By Tim Harper
For over half a century we’ve supplied data to UK dairy farmers with both our financial herd costing services; Farm Business Accounts and Milkminder. This ocean of historic data provides us with a barometer of how farmers have responded to past challenges. It also gives us useful insights into how farmers can best respond to the current Covid-19 pandemic and any future major disruptions.
History teaches us that external events outside the control of dairy farmers lead them to make more transformational businesses changes than usual. My view is that Covid-19 will impact dairy farmers less than the introduction of milk quotas in 1984, the deregulation of the Milk Marketing Boards in 1994 or the breakup of Milk Marque in 2000. I also think it will be less disruptive than the removal of milk price support which has all but disappeared as market liberalisation had been adopted by trading blocks. Price paid by processors to producers is more chaotic than ever before, introducing an era of milk price volatility previously unknown.
The Covid-19 impact has more in common with the distress caused by and Foot and Mouth in 1967 and 2001 and extreme weather events, including the very wet summer of 2012, as well as the severe droughts in 1976, 1995 and 2018. These are significant challenges but are generally short lived. They test even the most resilient businesses and tip the weakest ones over the edge.
Farmers are not immune and have to respond to the challenges of Covid-19. However, I believe the global environmental challenges and the demands and opportunities created by Brexit will be far more transformational to them. Much of the response to past challenges has been led by the adoption of technology. Genetics, animal health, forage and feeding technology have played a big part in the past. More recently, robotic milking and the widespread use of sexed semen have added to the arsenal of innovation widely embraced by farmers. We expect digital technology combining robotics, sensors and data analytics using artificial intelligence to become more widely adopted on farms in the next decade.
Whatever technology is chosen, it will be used to support increased output at lower cost. If it doesn’t, it is hard to understand why it will succeed.
The graph below shows how milk yield and herd size have risen during the last 57 years.
The average milk output of the farms shown has grown by nearly tenfold, yet the total number of herds has dropped dramatically. Over this period, total UK milk output has increased by around 40% although it’s been relatively stable since the introduction of milk quotas in 1984.
This next graph summarises the average milk yield and concentrate usage when compared to milk price from our long-standing farms from FBA and Milkminder.
Milk price inflation has averaged around 4% during this period, compared to an average inflation rate of around 5.5%. The rate of milk yields increase has averaged just over 2% per annum compared to concentrate usage which has increased by just over 3% per annum, meaning that average feed rate has increased from 0.25 to 0.32 kg/litre. One notable year on the graph was 1984 when the introduction of milk quotas led to big falls in concentrate usage, but milk yields still increased. In contrast the 2012 wet summer led to milk yields being suppressed leading to a rise in feed rates.

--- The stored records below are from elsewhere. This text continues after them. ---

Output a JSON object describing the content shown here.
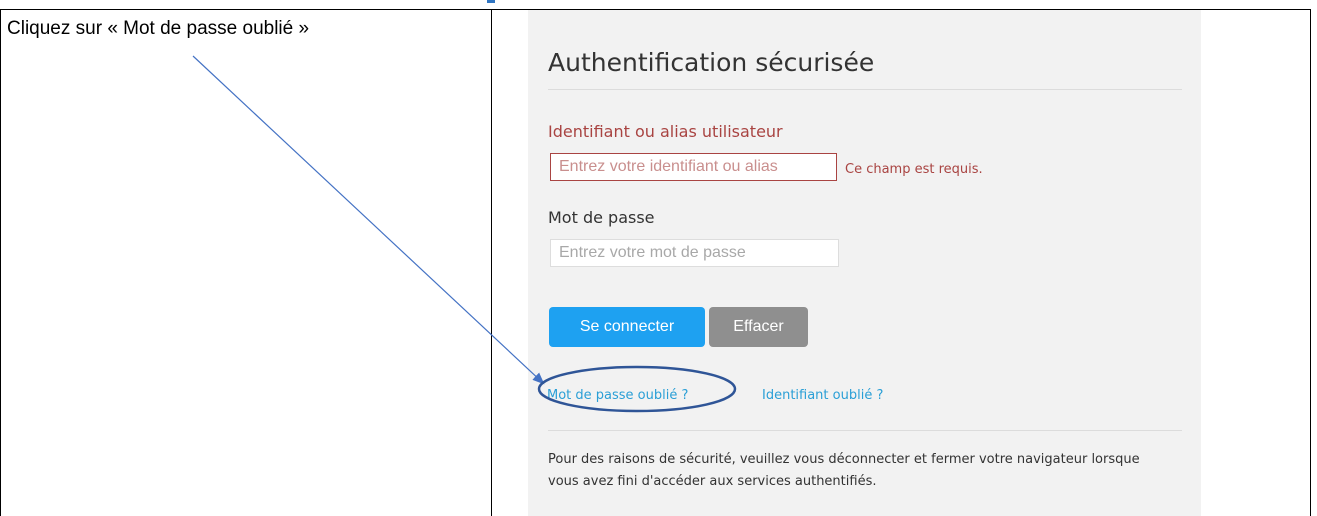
{
  "instruction": "Cliquez sur « Mot de passe oublié »",
  "login": {
    "title": "Authentification sécurisée",
    "username": {
      "label": "Identifiant ou alias utilisateur",
      "placeholder": "Entrez votre identifiant ou alias",
      "error": "Ce champ est requis."
    },
    "password": {
      "label": "Mot de passe",
      "placeholder": "Entrez votre mot de passe"
    },
    "buttons": {
      "submit": "Se connecter",
      "clear": "Effacer"
    },
    "links": {
      "forgot_password": "Mot de passe oublié ?",
      "forgot_username": "Identifiant oublié ?"
    },
    "notice": "Pour des raisons de sécurité, veuillez vous déconnecter et fermer votre navigateur lorsque vous avez fini d'accéder aux services authentifiés."
  },
  "colors": {
    "error": "#a94442",
    "primary_button": "#1ea1f1",
    "secondary_button": "#8f8f8f",
    "link": "#2a9fd6",
    "annotation": "#2f5597",
    "panel_background": "#f2f2f2"
  }
}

Moving forward it is likely that herd size will increase, and the rate of genetic gain will accelerate providing greater opportunities to increase milk yield from the same level of concentrate, or to cut concentrate levels while maintaining milk yield. History would suggest that most farms will pursue higher yields. However, with increasing demands from consumers around producing milk more sustainably, there will be an opportunity to produce milk with a lower ecological footprint.
In spite of the significant challenges the industry has faced in the past, our data illustrates the resilience of UK producers who adapt to ensure a heathy industry over the long term. But we know success isn’t easy or guaranteed and blind optimism is not a good recipe for success. It’s good to learn from history and use this knowledge to develop a strategy and plan for the future.

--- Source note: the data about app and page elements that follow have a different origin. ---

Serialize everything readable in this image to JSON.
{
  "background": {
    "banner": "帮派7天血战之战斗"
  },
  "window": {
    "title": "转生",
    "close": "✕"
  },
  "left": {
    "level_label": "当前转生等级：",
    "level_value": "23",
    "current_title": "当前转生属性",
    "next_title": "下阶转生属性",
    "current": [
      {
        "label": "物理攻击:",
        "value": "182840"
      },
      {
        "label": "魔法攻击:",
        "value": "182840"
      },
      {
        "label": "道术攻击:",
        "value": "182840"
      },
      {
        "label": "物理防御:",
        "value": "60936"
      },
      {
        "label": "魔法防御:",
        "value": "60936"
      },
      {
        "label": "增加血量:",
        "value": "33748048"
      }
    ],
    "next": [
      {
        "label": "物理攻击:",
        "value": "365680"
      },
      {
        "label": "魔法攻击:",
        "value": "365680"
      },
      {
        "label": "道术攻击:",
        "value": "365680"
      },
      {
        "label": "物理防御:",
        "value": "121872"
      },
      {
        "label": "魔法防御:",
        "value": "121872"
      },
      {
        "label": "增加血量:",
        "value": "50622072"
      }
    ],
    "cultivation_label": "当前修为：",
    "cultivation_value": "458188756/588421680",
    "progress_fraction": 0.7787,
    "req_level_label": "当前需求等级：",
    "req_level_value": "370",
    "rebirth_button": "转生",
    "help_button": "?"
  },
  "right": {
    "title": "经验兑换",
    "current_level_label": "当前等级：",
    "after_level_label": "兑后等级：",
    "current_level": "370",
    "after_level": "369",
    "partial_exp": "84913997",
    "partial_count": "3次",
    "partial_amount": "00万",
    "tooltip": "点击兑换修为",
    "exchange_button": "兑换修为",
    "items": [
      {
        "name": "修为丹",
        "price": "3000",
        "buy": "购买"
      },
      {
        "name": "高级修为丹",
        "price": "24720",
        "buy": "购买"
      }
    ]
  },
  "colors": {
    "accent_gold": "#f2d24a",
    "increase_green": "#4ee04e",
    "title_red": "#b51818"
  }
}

There will be a vast array of new innovations offered to farmers; some will work well, and others won’t. One thing is certain, more data will be generated and more ways to analyse it will be created. At Promar, our position will always be to ensure there is a clear and beneficial link between herd output and profitability and we will develop our tools and analysis with this as a core goal.
If you are interested in any other historic data analysis, we would be happy to help. Alternatively, if you would like some help and advice on getting through current challenges then please contact us.